→ GOAL OF THE EXERCISE
Extract all records. Keep each one exact.

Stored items
= Beginning of Section =

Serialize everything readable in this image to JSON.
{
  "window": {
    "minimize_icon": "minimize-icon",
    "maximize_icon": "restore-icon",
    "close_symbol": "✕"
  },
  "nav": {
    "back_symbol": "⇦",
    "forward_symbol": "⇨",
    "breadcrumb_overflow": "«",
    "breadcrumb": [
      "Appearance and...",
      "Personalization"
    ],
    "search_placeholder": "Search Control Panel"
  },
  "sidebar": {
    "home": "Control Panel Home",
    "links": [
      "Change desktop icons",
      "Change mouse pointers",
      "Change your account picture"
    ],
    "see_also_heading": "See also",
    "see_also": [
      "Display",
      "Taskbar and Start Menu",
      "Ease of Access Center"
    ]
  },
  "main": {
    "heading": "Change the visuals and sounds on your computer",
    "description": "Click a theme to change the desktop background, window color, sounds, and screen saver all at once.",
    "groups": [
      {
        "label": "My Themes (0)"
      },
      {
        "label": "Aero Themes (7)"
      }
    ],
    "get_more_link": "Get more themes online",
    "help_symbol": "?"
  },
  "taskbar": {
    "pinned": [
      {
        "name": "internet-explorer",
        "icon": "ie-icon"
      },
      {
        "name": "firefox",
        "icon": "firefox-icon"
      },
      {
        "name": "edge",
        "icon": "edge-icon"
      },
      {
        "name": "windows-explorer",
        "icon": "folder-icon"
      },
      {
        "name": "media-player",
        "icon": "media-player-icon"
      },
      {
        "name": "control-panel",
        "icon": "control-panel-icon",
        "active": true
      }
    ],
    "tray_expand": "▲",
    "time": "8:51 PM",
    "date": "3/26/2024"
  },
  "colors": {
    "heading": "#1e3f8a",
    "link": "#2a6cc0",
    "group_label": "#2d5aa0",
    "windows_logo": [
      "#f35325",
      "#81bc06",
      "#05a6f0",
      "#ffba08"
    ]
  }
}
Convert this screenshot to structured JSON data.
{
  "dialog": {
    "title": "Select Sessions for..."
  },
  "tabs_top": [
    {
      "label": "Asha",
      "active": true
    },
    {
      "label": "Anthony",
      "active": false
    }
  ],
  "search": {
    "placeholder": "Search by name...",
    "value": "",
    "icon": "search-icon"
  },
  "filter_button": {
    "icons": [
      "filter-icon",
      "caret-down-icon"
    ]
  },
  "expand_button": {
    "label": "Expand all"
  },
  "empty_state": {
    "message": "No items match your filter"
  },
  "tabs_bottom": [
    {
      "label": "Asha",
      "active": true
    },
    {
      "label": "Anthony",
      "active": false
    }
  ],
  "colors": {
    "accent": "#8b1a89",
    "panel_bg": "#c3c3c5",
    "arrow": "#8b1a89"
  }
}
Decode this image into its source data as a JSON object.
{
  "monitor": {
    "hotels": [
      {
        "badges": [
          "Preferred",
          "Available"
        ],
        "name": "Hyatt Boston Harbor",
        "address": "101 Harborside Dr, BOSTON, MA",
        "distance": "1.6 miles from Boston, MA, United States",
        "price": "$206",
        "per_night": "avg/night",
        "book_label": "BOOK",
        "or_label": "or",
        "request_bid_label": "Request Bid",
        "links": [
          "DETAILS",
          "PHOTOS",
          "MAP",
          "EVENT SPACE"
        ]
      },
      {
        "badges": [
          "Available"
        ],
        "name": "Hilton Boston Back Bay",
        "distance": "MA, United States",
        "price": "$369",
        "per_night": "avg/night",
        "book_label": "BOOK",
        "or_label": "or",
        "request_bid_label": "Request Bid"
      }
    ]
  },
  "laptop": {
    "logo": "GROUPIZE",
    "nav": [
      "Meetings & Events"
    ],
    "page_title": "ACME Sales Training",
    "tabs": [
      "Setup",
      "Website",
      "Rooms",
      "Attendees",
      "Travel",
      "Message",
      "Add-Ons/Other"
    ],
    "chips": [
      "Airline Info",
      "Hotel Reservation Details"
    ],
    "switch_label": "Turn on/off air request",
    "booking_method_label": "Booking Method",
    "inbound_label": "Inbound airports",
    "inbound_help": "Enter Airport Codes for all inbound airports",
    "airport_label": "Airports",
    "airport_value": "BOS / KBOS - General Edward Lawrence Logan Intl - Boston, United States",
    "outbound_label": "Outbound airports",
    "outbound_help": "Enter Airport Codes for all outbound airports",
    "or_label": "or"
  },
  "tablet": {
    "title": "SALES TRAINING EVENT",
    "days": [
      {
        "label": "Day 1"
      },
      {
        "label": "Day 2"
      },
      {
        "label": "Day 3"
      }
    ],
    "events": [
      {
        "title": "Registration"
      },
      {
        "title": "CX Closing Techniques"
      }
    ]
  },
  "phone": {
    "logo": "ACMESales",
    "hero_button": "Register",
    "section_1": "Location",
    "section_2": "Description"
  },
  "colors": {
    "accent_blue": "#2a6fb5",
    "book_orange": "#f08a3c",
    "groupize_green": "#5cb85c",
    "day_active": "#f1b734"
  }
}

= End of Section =

→ COMPLETED EXERCISE
Serialize everything readable in this image to JSON.
{
  "window": {
    "minimize_icon": "minimize-icon",
    "maximize_icon": "restore-icon",
    "close_symbol": "✕"
  },
  "nav": {
    "back_symbol": "⇦",
    "forward_symbol": "⇨",
    "breadcrumb_overflow": "«",
    "breadcrumb": [
      "Appearance and...",
      "Personalization"
    ],
    "search_placeholder": "Search Control Panel"
  },
  "sidebar": {
    "home": "Control Panel Home",
    "links": [
      "Change desktop icons",
      "Change mouse pointers",
      "Change your account picture"
    ],
    "see_also_heading": "See also",
    "see_also": [
      "Display",
      "Taskbar and Start Menu",
      "Ease of Access Center"
    ]
  },
  "main": {
    "heading": "Change the visuals and sounds on your computer",
    "description": "Click a theme to change the desktop background, window color, sounds, and screen saver all at once.",
    "groups": [
      {
        "label": "My Themes (0)"
      },
      {
        "label": "Aero Themes (7)"
      }
    ],
    "get_more_link": "Get more themes online",
    "help_symbol": "?"
  },
  "taskbar": {
    "pinned": [
      {
        "name": "internet-explorer",
        "icon": "ie-icon"
      },
      {
        "name": "firefox",
        "icon": "firefox-icon"
      },
      {
        "name": "edge",
        "icon": "edge-icon"
      },
      {
        "name": "windows-explorer",
        "icon": "folder-icon"
      },
      {
        "name": "media-player",
        "icon": "media-player-icon"
      },
      {
        "name": "control-panel",
        "icon": "control-panel-icon",
        "active": true
      }
    ],
    "tray_expand": "▲",
    "time": "8:51 PM",
    "date": "3/26/2024"
  },
  "colors": {
    "heading": "#1e3f8a",
    "link": "#2a6cc0",
    "group_label": "#2d5aa0",
    "windows_logo": [
      "#f35325",
      "#81bc06",
      "#05a6f0",
      "#ffba08"
    ]
  }
}
Convert this screenshot to structured JSON data.
{
  "dialog": {
    "title": "Select Sessions for..."
  },
  "tabs_top": [
    {
      "label": "Asha",
      "active": true
    },
    {
      "label": "Anthony",
      "active": false
    }
  ],
  "search": {
    "placeholder": "Search by name...",
    "value": "",
    "icon": "search-icon"
  },
  "filter_button": {
    "icons": [
      "filter-icon",
      "caret-down-icon"
    ]
  },
  "expand_button": {
    "label": "Expand all"
  },
  "empty_state": {
    "message": "No items match your filter"
  },
  "tabs_bottom": [
    {
      "label": "Asha",
      "active": true
    },
    {
      "label": "Anthony",
      "active": false
    }
  ],
  "colors": {
    "accent": "#8b1a89",
    "panel_bg": "#c3c3c5",
    "arrow": "#8b1a89"
  }
}
Decode this image into its source data as a JSON object.
{
  "monitor": {
    "hotels": [
      {
        "badges": [
          "Preferred",
          "Available"
        ],
        "name": "Hyatt Boston Harbor",
        "address": "101 Harborside Dr, BOSTON, MA",
        "distance": "1.6 miles from Boston, MA, United States",
        "price": "$206",
        "per_night": "avg/night",
        "book_label": "BOOK",
        "or_label": "or",
        "request_bid_label": "Request Bid",
        "links": [
          "DETAILS",
          "PHOTOS",
          "MAP",
          "EVENT SPACE"
        ]
      },
      {
        "badges": [
          "Available"
        ],
        "name": "Hilton Boston Back Bay",
        "distance": "MA, United States",
        "price": "$369",
        "per_night": "avg/night",
        "book_label": "BOOK",
        "or_label": "or",
        "request_bid_label": "Request Bid"
      }
    ]
  },
  "laptop": {
    "logo": "GROUPIZE",
    "nav": [
      "Meetings & Events"
    ],
    "page_title": "ACME Sales Training",
    "tabs": [
      "Setup",
      "Website",
      "Rooms",
      "Attendees",
      "Travel",
      "Message",
      "Add-Ons/Other"
    ],
    "chips": [
      "Airline Info",
      "Hotel Reservation Details"
    ],
    "switch_label": "Turn on/off air request",
    "booking_method_label": "Booking Method",
    "inbound_label": "Inbound airports",
    "inbound_help": "Enter Airport Codes for all inbound airports",
    "airport_label": "Airports",
    "airport_value": "BOS / KBOS - General Edward Lawrence Logan Intl - Boston, United States",
    "outbound_label": "Outbound airports",
    "outbound_help": "Enter Airport Codes for all outbound airports",
    "or_label": "or"
  },
  "tablet": {
    "title": "SALES TRAINING EVENT",
    "days": [
      {
        "label": "Day 1"
      },
      {
        "label": "Day 2"
      },
      {
        "label": "Day 3"
      }
    ],
    "events": [
      {
        "title": "Registration"
      },
      {
        "title": "CX Closing Techniques"
      }
    ]
  },
  "phone": {
    "logo": "ACMESales",
    "hero_button": "Register",
    "section_1": "Location",
    "section_2": "Description"
  },
  "colors": {
    "accent_blue": "#2a6fb5",
    "book_orange": "#f08a3c",
    "groupize_green": "#5cb85c",
    "day_active": "#f1b734"
  }
}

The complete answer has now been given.